Budding smaller nations
Others — such as Bermuda, Estonia and Liechtenstein — are also doing their best to wrest some crypto authority with their own friendly regulations.
Bermuda has recently — on July 2 — put forward plans to make amendments to the Banking Act in order to establish a new class of banks that offers services to local fintech and blockchain organizations.
Estonia is one of the countries that has actually been trying to make blockchain feel welcome for some time now. The government even went as far as to digitize its services by using blockchain technology. This appreciation of the potential of blockchain has made it easier for startups to build their own innovative projects.
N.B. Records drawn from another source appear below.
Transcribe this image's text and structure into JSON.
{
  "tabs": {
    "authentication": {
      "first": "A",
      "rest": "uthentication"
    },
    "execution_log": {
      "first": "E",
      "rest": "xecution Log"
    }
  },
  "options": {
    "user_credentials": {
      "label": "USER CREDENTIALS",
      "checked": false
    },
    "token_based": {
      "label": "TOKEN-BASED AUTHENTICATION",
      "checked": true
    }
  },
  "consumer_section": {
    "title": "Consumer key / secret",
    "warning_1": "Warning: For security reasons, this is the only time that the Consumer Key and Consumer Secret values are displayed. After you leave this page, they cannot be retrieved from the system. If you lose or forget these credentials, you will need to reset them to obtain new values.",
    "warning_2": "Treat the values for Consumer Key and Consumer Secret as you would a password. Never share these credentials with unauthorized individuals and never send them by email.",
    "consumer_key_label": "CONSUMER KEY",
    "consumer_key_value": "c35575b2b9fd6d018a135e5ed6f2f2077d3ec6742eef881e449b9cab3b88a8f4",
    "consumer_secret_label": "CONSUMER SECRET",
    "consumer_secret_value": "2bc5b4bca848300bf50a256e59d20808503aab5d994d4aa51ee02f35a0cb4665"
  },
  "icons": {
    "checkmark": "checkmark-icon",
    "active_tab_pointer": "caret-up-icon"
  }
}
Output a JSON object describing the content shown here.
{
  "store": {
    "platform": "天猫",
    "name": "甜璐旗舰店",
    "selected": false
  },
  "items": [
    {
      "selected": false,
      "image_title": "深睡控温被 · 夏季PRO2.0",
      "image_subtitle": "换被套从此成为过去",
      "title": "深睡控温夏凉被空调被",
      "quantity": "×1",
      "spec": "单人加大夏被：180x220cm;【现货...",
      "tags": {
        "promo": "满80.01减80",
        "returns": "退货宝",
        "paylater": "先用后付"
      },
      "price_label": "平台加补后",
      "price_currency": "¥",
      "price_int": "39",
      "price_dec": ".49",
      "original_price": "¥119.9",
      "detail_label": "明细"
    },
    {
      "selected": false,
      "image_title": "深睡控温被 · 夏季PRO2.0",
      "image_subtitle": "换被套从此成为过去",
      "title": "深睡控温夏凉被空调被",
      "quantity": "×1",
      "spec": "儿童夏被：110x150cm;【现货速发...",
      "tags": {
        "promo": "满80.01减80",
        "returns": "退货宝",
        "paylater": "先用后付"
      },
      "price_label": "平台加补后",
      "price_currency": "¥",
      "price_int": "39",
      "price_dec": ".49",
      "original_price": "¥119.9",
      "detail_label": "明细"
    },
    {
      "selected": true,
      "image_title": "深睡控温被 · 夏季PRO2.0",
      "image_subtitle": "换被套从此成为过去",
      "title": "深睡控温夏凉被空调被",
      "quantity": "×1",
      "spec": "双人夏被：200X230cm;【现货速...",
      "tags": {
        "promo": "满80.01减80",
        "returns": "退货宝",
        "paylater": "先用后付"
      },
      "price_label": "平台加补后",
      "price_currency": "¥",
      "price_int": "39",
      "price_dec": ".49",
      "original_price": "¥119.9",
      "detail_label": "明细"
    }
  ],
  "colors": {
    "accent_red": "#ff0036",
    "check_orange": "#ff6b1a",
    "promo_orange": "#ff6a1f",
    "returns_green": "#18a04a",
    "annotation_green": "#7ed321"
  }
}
John Smirnov, CEO of Block-chain.com, explained how Estonia’s reputation of a digitalized and forward-thinking country made it easy for them to register in Tallinn, the country’s capital.
“Timing was also crucial for us when we made a decision [of] which the country to start our company in. Estonian law is very user-friendly for blockchain projects that are holding all activities in cryptocurrency. That is why we are registered in Tallinn. It took us about a week to complete the process of company registration.
“With most regulators making some form of comment or direction for the present looking to the future of crypto, there are few actually enacting any laws. The crypto market is in the midst of an important transition. The likes of the SEC have made sweeping statements — catching the whole market in a difficult position, as far as the U.S. is concerned. Others merely state they don’t currently regulate crypto but will be announcing something soon, like the U.K.’s FCA.”
Still space to pick and choose
It is clear that there is certainly no global standard, which allows companies to pick and choose the places that are most suited for them.
The G20 might be looking to gathering data about cryptocurrencies in order to potentially put forward a united force for regulations, but it sounds like it still has a long way to go — and is not even guaranteed that everyone will agree.
However, what is clear, is that there are countries that are striving to let Blockchain flourish. A few islands, like Malta and Bermuda are changing their legislation to make their country more attractive to fintech companies, and other European Nations, like Switzerland and Estonia believe that they have the right laws to protect against the negatives of crypto while still encouraging its growth.
The UK and the USA have adapted their rules to encompass cryptocurrency into standing legislation, and while it seems quite stringent at the moment, it is a working system. In the end, there is no one place that is offering total freedom for blockchain projects, but along the spectrum, there is a lot of options for innovation.